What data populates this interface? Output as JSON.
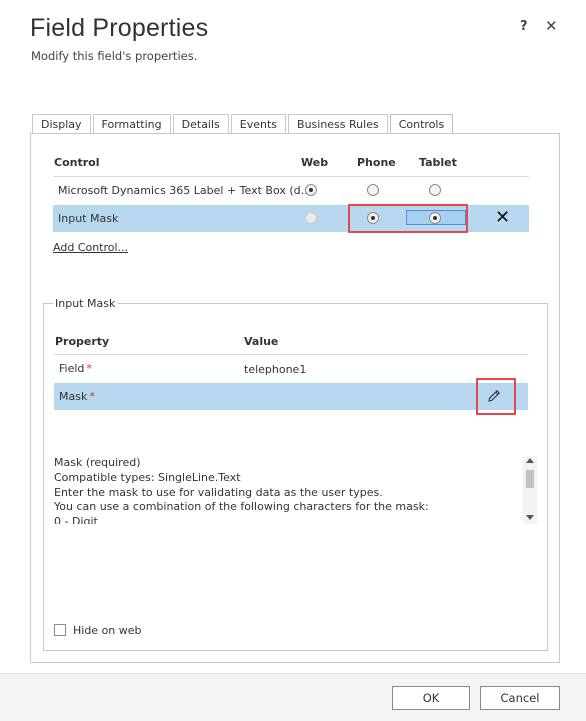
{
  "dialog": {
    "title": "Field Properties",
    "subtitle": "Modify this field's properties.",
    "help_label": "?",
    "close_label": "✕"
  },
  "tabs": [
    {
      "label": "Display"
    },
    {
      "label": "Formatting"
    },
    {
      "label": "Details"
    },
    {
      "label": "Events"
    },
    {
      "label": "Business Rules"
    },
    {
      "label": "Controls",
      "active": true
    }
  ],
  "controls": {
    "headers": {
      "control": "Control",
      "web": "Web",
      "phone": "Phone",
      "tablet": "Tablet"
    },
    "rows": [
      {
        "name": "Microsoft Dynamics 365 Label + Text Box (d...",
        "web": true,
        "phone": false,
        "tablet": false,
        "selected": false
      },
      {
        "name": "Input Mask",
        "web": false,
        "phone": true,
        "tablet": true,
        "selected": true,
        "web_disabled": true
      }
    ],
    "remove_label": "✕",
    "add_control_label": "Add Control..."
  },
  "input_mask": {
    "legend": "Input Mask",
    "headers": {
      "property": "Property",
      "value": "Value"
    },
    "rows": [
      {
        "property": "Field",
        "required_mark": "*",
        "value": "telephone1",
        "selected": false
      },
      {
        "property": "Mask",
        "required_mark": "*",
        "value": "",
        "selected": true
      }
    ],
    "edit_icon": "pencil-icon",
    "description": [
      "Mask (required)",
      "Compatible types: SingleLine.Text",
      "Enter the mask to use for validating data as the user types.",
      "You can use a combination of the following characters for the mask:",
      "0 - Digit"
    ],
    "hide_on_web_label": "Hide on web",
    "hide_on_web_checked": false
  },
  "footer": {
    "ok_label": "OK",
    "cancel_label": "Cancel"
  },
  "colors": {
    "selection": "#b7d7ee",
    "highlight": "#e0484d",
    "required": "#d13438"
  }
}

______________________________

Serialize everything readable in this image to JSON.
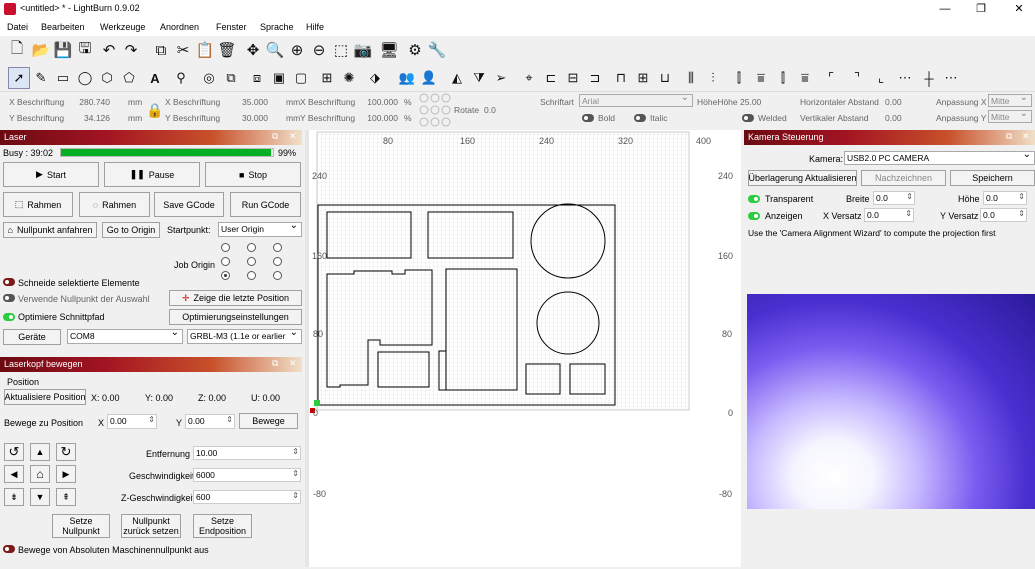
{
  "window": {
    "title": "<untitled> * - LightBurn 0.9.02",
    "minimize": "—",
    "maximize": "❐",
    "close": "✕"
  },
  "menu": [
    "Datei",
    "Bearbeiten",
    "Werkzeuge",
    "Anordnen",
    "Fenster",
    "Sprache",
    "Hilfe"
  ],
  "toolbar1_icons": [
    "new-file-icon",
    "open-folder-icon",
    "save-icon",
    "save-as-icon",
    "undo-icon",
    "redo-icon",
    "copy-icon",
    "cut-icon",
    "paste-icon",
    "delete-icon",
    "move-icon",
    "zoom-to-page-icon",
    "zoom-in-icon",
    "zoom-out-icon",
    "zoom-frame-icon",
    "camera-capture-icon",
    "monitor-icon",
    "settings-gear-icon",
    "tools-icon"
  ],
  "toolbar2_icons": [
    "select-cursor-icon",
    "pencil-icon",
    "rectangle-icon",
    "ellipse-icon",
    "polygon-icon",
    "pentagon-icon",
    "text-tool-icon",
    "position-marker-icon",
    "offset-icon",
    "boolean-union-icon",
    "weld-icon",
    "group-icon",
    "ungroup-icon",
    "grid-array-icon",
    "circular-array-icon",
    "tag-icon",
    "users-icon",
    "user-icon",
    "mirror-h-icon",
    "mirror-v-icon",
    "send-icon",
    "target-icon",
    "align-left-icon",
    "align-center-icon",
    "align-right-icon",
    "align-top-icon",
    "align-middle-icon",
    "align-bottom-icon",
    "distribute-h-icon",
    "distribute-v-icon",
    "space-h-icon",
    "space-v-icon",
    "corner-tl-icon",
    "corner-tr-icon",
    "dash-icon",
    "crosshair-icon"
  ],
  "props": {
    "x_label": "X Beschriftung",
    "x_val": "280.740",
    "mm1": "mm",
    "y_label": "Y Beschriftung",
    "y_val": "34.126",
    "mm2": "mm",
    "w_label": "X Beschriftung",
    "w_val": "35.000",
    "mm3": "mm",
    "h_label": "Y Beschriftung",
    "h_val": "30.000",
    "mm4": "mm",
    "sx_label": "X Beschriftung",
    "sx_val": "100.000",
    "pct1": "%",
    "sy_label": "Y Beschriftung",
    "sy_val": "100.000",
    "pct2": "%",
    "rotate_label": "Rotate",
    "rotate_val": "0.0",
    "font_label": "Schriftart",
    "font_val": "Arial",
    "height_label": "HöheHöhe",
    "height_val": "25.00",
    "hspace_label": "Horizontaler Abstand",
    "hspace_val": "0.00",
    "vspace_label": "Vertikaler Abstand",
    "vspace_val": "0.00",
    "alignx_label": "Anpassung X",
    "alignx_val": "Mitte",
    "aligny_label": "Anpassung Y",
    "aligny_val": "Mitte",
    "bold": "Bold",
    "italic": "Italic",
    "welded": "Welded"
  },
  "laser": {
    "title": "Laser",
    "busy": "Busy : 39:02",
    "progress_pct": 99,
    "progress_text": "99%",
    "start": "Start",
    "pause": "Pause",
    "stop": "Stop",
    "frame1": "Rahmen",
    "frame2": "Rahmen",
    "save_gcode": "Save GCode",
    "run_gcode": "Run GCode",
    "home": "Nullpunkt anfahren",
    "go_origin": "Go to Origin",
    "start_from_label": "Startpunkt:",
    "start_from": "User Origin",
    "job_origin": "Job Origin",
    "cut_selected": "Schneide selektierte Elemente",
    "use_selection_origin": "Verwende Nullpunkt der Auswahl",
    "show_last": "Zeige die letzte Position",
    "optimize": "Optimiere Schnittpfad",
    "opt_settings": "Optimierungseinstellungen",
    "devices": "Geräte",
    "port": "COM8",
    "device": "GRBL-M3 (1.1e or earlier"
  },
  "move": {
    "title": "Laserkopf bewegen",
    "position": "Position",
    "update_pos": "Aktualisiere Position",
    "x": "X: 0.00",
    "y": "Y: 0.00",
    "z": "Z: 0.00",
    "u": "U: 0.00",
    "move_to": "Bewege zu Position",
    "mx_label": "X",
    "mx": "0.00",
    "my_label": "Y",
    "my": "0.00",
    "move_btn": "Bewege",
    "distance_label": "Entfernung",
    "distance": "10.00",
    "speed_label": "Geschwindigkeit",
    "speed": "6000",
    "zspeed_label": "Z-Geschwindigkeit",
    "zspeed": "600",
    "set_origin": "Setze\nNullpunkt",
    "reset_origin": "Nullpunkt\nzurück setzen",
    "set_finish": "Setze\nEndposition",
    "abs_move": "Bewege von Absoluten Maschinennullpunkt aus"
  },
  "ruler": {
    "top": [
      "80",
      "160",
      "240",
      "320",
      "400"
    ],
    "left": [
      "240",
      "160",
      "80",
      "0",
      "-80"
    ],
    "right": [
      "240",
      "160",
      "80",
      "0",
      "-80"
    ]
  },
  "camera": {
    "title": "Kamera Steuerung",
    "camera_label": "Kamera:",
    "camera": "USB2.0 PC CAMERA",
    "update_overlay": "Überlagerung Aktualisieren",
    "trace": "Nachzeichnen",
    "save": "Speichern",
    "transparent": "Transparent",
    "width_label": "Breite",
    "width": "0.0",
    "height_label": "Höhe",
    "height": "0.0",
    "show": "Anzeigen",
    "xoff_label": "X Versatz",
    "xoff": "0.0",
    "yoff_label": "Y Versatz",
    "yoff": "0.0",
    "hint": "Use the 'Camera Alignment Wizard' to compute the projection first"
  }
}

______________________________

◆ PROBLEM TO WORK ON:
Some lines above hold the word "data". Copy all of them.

◆ RESPONSE TO THIS TASK:
What data populates this interface? Output as JSON.
      "Enter the mask to use for validating data as the user types.",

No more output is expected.